● DATA FOR REVIEW:
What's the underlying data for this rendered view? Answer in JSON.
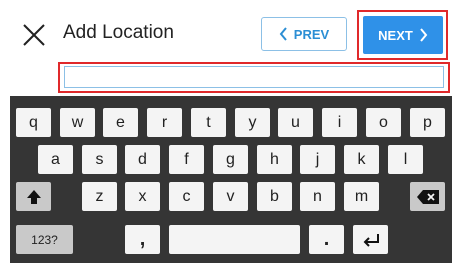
{
  "header": {
    "close_icon": "close-icon",
    "title": "Add Location",
    "prev_label": "PREV",
    "prev_icon": "chevron-left-icon",
    "next_label": "NEXT",
    "next_icon": "chevron-right-icon"
  },
  "location_input": {
    "value": "",
    "placeholder": ""
  },
  "keyboard": {
    "row1": [
      "q",
      "w",
      "e",
      "r",
      "t",
      "y",
      "u",
      "i",
      "o",
      "p"
    ],
    "row2": [
      "a",
      "s",
      "d",
      "f",
      "g",
      "h",
      "j",
      "k",
      "l"
    ],
    "row3": [
      "z",
      "x",
      "c",
      "v",
      "b",
      "n",
      "m"
    ],
    "shift_icon": "shift-arrow-icon",
    "backspace_icon": "backspace-icon",
    "numbers_label": "123?",
    "comma_label": ",",
    "period_label": ".",
    "enter_icon": "enter-icon"
  },
  "colors": {
    "accent": "#2f91e8",
    "highlight_frame": "#e0292b",
    "keyboard_bg": "#353535",
    "key_bg": "#f4f4f4",
    "special_key_bg": "#c9c9c9"
  }
}
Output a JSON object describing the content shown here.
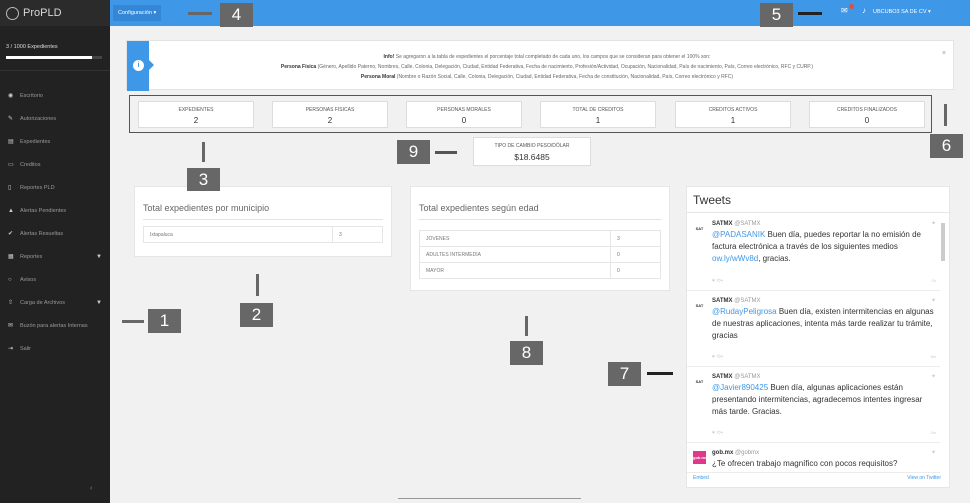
{
  "app": {
    "name": "ProPLD"
  },
  "topbar": {
    "config_label": "Configuración ▾",
    "company": "UBCUBO3 SA DE CV ▾",
    "notification_icon": "chat-icon",
    "alert_icon": "bell-icon"
  },
  "sidebar": {
    "exp_count": "3 / 1000 Expedientes",
    "progress": 0.9,
    "items": [
      {
        "label": "Escritorio",
        "icon": "dashboard-icon"
      },
      {
        "label": "Autorizaciones",
        "icon": "pencil-icon"
      },
      {
        "label": "Expedientes",
        "icon": "book-icon"
      },
      {
        "label": "Creditos",
        "icon": "card-icon"
      },
      {
        "label": "Reportes PLD",
        "icon": "file-icon"
      },
      {
        "label": "Alertas Pendientes",
        "icon": "warning-icon"
      },
      {
        "label": "Alertas Resueltas",
        "icon": "check-icon"
      },
      {
        "label": "Reportes",
        "icon": "report-icon"
      },
      {
        "label": "Avisos",
        "icon": "comment-icon"
      },
      {
        "label": "Carga de Archivos",
        "icon": "upload-icon"
      },
      {
        "label": "Buzón para alertas Internas",
        "icon": "mail-icon"
      },
      {
        "label": "Salir",
        "icon": "exit-icon"
      }
    ]
  },
  "info": {
    "lead": "Info!",
    "intro": " Se agregaron a la tabla de expedientes el porcentaje total completado de cada uno, los campos que se consideran para obtener el 100% son:",
    "fisica_label": "Persona Física",
    "fisica_text": " (Género, Apellido Paterno, Nombres, Calle, Colonia, Delegación, Ciudad, Entidad Federativa, Fecha de nacimiento, Profesión/Actividad, Ocupación, Nacionalidad, País de nacimiento, País, Correo electrónico, RFC y CURP.)",
    "moral_label": "Persona Moral",
    "moral_text": " (Nombre o Razón Social, Calle, Colonia, Delegación, Ciudad, Entidad Federativa, Fecha de constitución, Nacionalidad, País, Correo electrónico y RFC)"
  },
  "stats": [
    {
      "label": "EXPEDIENTES",
      "value": "2"
    },
    {
      "label": "PERSONAS FISICAS",
      "value": "2"
    },
    {
      "label": "PERSONAS MORALES",
      "value": "0"
    },
    {
      "label": "TOTAL DE CREDITOS",
      "value": "1"
    },
    {
      "label": "CREDITOS ACTIVOS",
      "value": "1"
    },
    {
      "label": "CREDITOS FINALIZADOS",
      "value": "0"
    }
  ],
  "exchange": {
    "label": "TIPO DE CAMBIO PESO/DÓLAR",
    "value": "$18.6485"
  },
  "municipio": {
    "title": "Total expedientes por municipio",
    "rows": [
      {
        "name": "Ixtapaluca",
        "count": "3"
      }
    ]
  },
  "edad": {
    "title": "Total expedientes según edad",
    "rows": [
      {
        "name": "JOVENES",
        "count": "3"
      },
      {
        "name": "ADULTES INTERMEDIA",
        "count": "0"
      },
      {
        "name": "MAYOR",
        "count": "0"
      }
    ]
  },
  "tweets": {
    "title": "Tweets",
    "items": [
      {
        "user": "SATMX",
        "handle": "@SATMX",
        "mention": "@PADASANIK",
        "text": " Buen día, puedes reportar la no emisión de factura electrónica a través de los siguientes medios ",
        "link": "ow.ly/wWv8d",
        "tail": ", gracias.",
        "avatar": "SAT",
        "time": "2h",
        "actions": "♥   ⟲+"
      },
      {
        "user": "SATMX",
        "handle": "@SATMX",
        "mention": "@RudayPeligrosa",
        "text": " Buen día, existen intermitencias en algunas de nuestras aplicaciones, intenta más tarde realizar tu trámite, gracias",
        "link": "",
        "tail": "",
        "avatar": "SAT",
        "time": "5m",
        "actions": "♥   ⟲+"
      },
      {
        "user": "SATMX",
        "handle": "@SATMX",
        "mention": "@Javier890425",
        "text": " Buen día, algunas aplicaciones están presentando intermitencias, agradecemos intentes ingresar más tarde. Gracias.",
        "link": "",
        "tail": "",
        "avatar": "SAT",
        "time": "2m",
        "actions": "♥   ⟲+"
      },
      {
        "user": "gob.mx",
        "handle": "@gobmx",
        "mention": "",
        "text": "¿Te ofrecen trabajo magnífico con pocos requisitos?",
        "link": "",
        "tail": "",
        "avatar": "gob.mx",
        "time": "",
        "actions": ""
      }
    ],
    "embed": "Embed",
    "view": "View on Twitter"
  },
  "callouts": [
    "1",
    "2",
    "3",
    "4",
    "5",
    "6",
    "7",
    "8",
    "9"
  ],
  "colors": {
    "accent": "#3f97e8",
    "sidebar": "#222222",
    "callout": "#676767"
  }
}
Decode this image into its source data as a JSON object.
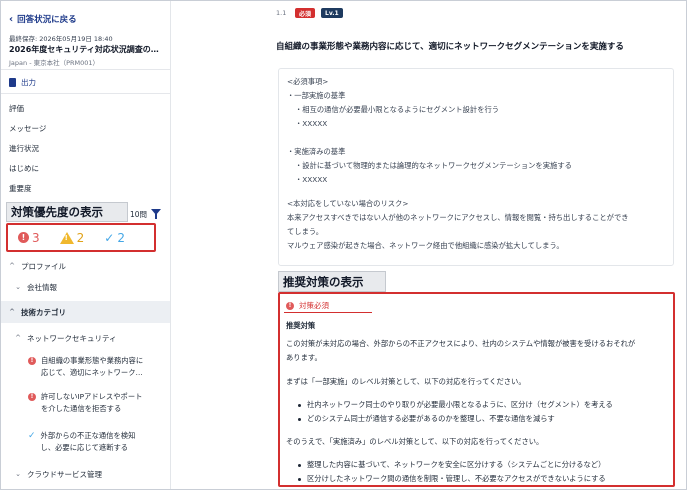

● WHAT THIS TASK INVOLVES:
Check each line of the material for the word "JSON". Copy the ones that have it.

● ANSWER BOX:
What's the underlying data for this rendered view? Answer in JSON.
Output a JSON object describing the content shown here.
Decode this image into its source data as a JSON object.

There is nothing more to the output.